It is set in a fictitious village near Canterbury during WW2 and the plot - if you can believe it - centres around a shadowy figure who prowls the streets at night, looking for young women so that he can throw pots of glue into their hair (Sticky Stuff). It's a lot more innocent than it sounds, I promise you, but from this brief synopsis of the plot, you will understand that it has to be one of the most surreal films to have come out of a British studio. The culprit is sought by a group of young conscripted servicemen (and woman), one of whom is a genuine American G.I. who was roped into playing himself whilst stationed in war-time Britain, and a gloriously bad job he makes of it too.
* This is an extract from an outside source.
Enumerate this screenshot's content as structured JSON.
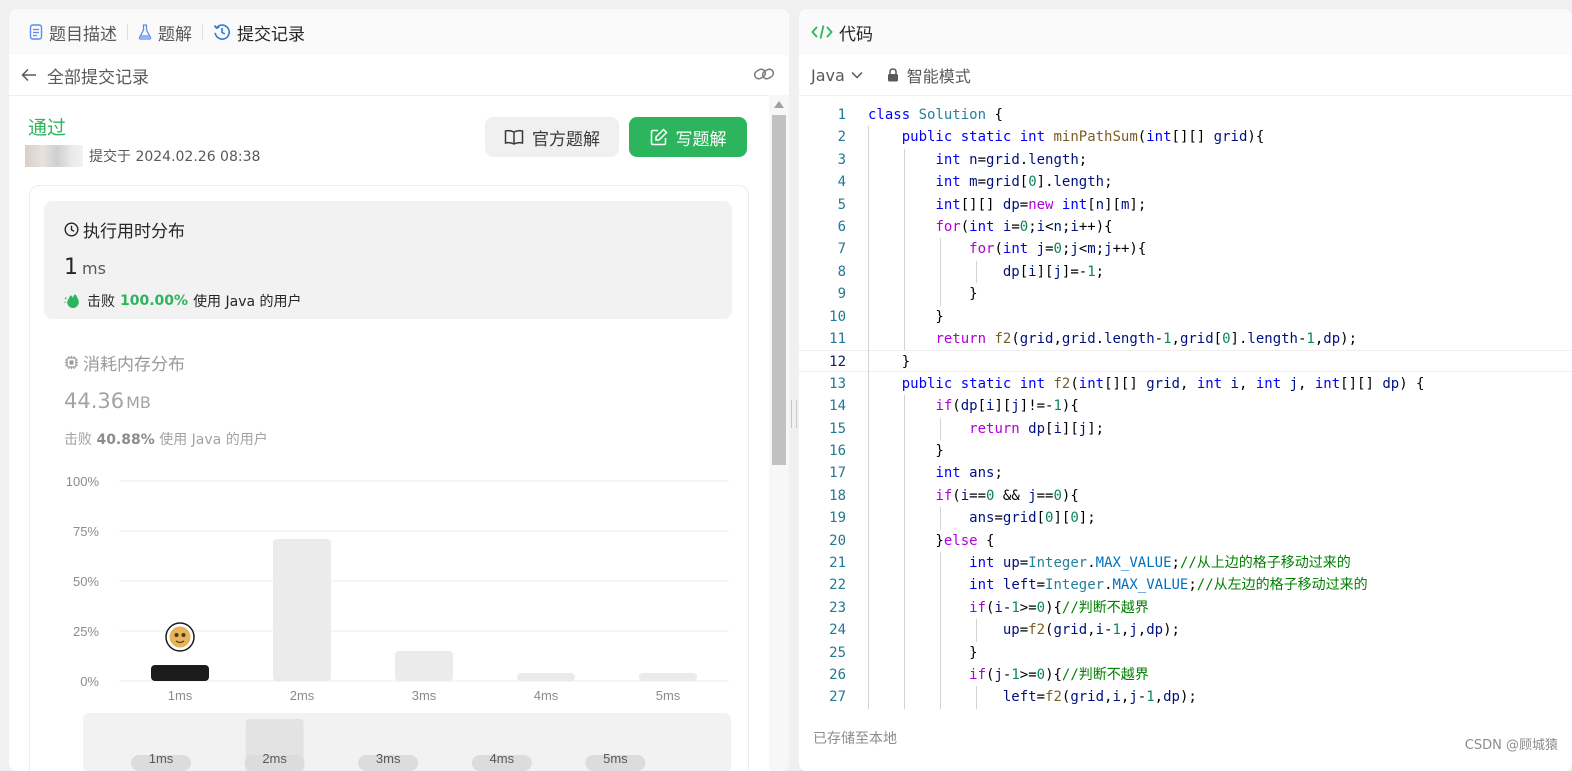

I would not have had it any other way.
The photography is stunning (Powell's usual cameraman was Jack Cardiff, who sadly died a few months ago), and the sets were made by the legendary Alfred Junge - he who made the absolutely miraculous, glass and paint backdrops of the Himalayas for one of Powell's other films, 'Black Narcissus'. When you remember that the 'Himalayas' were recreated in an Elstree parking lot, using nothing more substantial than a 5 foot high, pile of salt, then you realise what a feat this was.
If you have not seen 'A Canturybury Tale', then you must - at some point - have seen 'The Red Shoes', another wonderful 'Archers' production from P & P. Other Archers productions include, 'The Life and Times of Colonel Blimp', 'A Matter of Life and Death', 'I know Where I'm Going' and 'The Edge of the World', but 'A Canterbury Tale' has to be my personal favourite, with 'I know Where I'm Going' a close second.
I discovered recently that it is also Martin Scorsese's favourite film, and this astounded me, considering the sort of films that Scorcese is famous for. Evidently, he helped Powell through his old age, after he had lost all his money and fallen into obscurity, and I love Scorcese for that.
It is a dangerous thing to do - recommending films or books to other people, but if you see a copy of any one of these Powell films on DVD, I think you will not regret watching them, if you have not already seen them. They are pure magic, to use another old cliché.